**Data about app and page elements**

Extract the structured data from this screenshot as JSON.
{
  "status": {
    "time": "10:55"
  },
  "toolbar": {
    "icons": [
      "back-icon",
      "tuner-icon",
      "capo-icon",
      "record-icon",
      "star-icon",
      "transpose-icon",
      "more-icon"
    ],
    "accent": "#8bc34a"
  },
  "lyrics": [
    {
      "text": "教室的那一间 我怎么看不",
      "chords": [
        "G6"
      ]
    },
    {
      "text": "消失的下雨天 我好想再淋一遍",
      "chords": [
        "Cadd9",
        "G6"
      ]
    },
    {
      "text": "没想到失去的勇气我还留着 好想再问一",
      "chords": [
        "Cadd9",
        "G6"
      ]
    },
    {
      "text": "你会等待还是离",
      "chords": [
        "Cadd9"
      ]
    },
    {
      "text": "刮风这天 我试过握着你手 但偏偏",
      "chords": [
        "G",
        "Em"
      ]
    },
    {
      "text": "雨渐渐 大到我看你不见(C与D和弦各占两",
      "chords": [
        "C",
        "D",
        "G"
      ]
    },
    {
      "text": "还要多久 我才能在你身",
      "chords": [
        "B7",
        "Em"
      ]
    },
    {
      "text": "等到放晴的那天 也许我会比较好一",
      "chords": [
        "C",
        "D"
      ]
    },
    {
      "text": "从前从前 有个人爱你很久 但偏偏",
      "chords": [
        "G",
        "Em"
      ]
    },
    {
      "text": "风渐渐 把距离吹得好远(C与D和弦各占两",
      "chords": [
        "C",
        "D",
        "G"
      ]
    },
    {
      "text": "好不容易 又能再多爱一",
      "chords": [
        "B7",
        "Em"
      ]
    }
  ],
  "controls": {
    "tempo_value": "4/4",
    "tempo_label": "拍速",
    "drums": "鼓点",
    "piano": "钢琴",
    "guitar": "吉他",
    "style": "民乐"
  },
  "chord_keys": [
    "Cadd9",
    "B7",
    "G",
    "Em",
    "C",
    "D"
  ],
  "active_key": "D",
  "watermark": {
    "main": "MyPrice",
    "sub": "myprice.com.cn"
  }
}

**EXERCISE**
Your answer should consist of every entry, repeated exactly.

**RESPONSE FOR THIS EXERCISE**
Extract the structured data from this screenshot as JSON.
{
  "status": {
    "time": "10:55"
  },
  "toolbar": {
    "icons": [
      "back-icon",
      "tuner-icon",
      "capo-icon",
      "record-icon",
      "star-icon",
      "transpose-icon",
      "more-icon"
    ],
    "accent": "#8bc34a"
  },
  "lyrics": [
    {
      "text": "教室的那一间 我怎么看不",
      "chords": [
        "G6"
      ]
    },
    {
      "text": "消失的下雨天 我好想再淋一遍",
      "chords": [
        "Cadd9",
        "G6"
      ]
    },
    {
      "text": "没想到失去的勇气我还留着 好想再问一",
      "chords": [
        "Cadd9",
        "G6"
      ]
    },
    {
      "text": "你会等待还是离",
      "chords": [
        "Cadd9"
      ]
    },
    {
      "text": "刮风这天 我试过握着你手 但偏偏",
      "chords": [
        "G",
        "Em"
      ]
    },
    {
      "text": "雨渐渐 大到我看你不见(C与D和弦各占两",
      "chords": [
        "C",
        "D",
        "G"
      ]
    },
    {
      "text": "还要多久 我才能在你身",
      "chords": [
        "B7",
        "Em"
      ]
    },
    {
      "text": "等到放晴的那天 也许我会比较好一",
      "chords": [
        "C",
        "D"
      ]
    },
    {
      "text": "从前从前 有个人爱你很久 但偏偏",
      "chords": [
        "G",
        "Em"
      ]
    },
    {
      "text": "风渐渐 把距离吹得好远(C与D和弦各占两",
      "chords": [
        "C",
        "D",
        "G"
      ]
    },
    {
      "text": "好不容易 又能再多爱一",
      "chords": [
        "B7",
        "Em"
      ]
    }
  ],
  "controls": {
    "tempo_value": "4/4",
    "tempo_label": "拍速",
    "drums": "鼓点",
    "piano": "钢琴",
    "guitar": "吉他",
    "style": "民乐"
  },
  "chord_keys": [
    "Cadd9",
    "B7",
    "G",
    "Em",
    "C",
    "D"
  ],
  "active_key": "D",
  "watermark": {
    "main": "MyPrice",
    "sub": "myprice.com.cn"
  }
}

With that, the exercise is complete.